Without a dramatic shift in how we get around, we're likely to fall well short of that target.

An average Victorian car emits 243.8 grams of CO2 per person per kilometre travelled, while a Tesla Model S charged on the state's grid emits 209.1. An e-bike emits just 6.

Indeed, the e-bike may be a secret weapon against climate change, and more and more countries are using financial incentives to help people climb onboard.

In France, that looks like a subsidy of up to €4,000 ($6425) for people who trade in internal combustion engine cars for e-bikes.

In Scotland, that looks like an interest-free loan of up to £6000 ($11,000) for four years for individuals, and up to £30,000 ($56,000) for businesses to buy e-bike fleets.

In the Canadian province of British Columbia, that looks rebates of up to CAD$1400 $1500) on e-bikes priced $2000 ($2200) or more.

While these types of carrots are yet to be dangled down under, e-bikes are surging in popularity. Five times more e-bikes were sold in Australia than electric cars in 2021-22, and sales ballooned from 9000 to 75000 between 2017 and 2022. Subscription service companies offering family cargo bikes continue to grow and play an important part.

More than two million car trips taken in Sydney every day are less than 2km, and in Melbourne, where half of all weekday trips are less than 4.7km, 41% take place in a car. 81% of people in Australia make their daily commute in a private vehicle.

Bicycle Network called for e-bikes to be included in the National Electric Vehicle Strategy released last month, and will continue beating this drum as the government shapes its approach to cleaner transport moving forward.

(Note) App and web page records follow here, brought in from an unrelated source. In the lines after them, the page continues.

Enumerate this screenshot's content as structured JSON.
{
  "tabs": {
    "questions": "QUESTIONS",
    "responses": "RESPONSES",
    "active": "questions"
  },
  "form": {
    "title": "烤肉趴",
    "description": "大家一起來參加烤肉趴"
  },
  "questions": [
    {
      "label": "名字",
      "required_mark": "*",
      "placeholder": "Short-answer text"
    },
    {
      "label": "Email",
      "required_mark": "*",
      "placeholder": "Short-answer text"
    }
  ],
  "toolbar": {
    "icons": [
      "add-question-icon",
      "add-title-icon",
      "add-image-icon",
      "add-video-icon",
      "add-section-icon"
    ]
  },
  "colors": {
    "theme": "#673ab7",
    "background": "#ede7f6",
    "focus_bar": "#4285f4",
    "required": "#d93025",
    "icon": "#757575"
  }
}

We must make the Tasmanian example the norm rather than the exception, because rapid climate action is on offer if we do.